The beauty of cycling, and endurance mountain biking in particular, is that we can all play in the same arena with the big boys. In making our goals though we have to keep some perspective on what we are entering and set them appropriately. If I'm the MTB equivalent of a Jordan or a Bryant then maybe I'm going for a buckle. If I'm a retired Rob Lee then a buckle is going be a very tall order, and if I'm new to racing and have never tried Marji 100 before then I'm most likely setting myself up for a guaranteed failure if I can only see success as coming home in less than 12 hours next season.
To quote one of the top coaches in the world (Tim Grover, from his booking entitled "Winning") we need to consider 3 things when we set our Marji Gesick goals:
- Do you want to do it? Is this your idea, or someone else's? Is it your dream, or are you doing it to please others? Because you can't just want it, you have to crave it enough to make it your obsession.
- Can you do it? If you're not able, if you don't have the skill or means to make it happen, all the focus in the world isn't going to deliver the results. You must be realistic about what you're capable of achieving, so that you're focusing on something that has at least a chance of working.
- Is it worth your time? I mean, really, really worth your time? Will it be worth the sacrifice and commitment and relentless grind? Because Winning wants all of your attention, not just spare moments when you have nothing else to do.

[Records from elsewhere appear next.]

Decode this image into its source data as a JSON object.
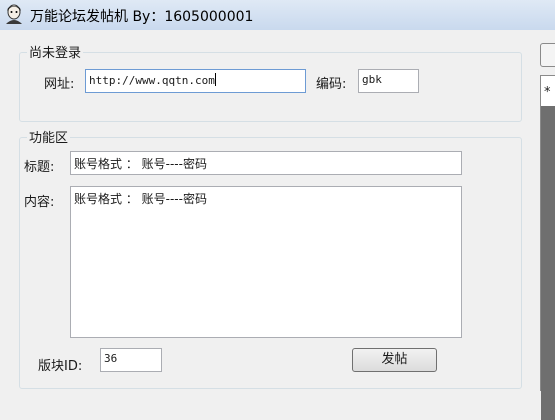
{
  "window": {
    "title": "万能论坛发帖机 By：1605000001",
    "icon": "user-avatar-icon"
  },
  "login_group": {
    "label": "尚未登录",
    "url_label": "网址:",
    "url_value": "http://www.qqtn.com",
    "encoding_label": "编码:",
    "encoding_value": "gbk"
  },
  "function_group": {
    "label": "功能区",
    "title_label": "标题:",
    "title_value": "账号格式 ：  账号----密码",
    "content_label": "内容:",
    "content_value": "账号格式 ：  账号----密码",
    "board_id_label": "版块ID:",
    "board_id_value": "36",
    "post_button_label": "发帖"
  },
  "right_panel": {
    "marker": "*"
  }
}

In short, to find success at Marji 2023: Enter because you really want to, because you crave the long hard challenge, find purpose relating to the race that is specific to you. Do the distance that will stretch you, that you want to do, and don't let opinion sway that decision. Set a goal for that distance, that has a realistic chance of success based on who you are and where you are today and the time left until the next race. Set to work on a plan, stick to it, commit the time, do what it takes, and make it happen. When you finish the Marji, and your 2023 season, revisit you goal, check in with that original goal, judge your achievement on how far you've come and successfully hitting your goal.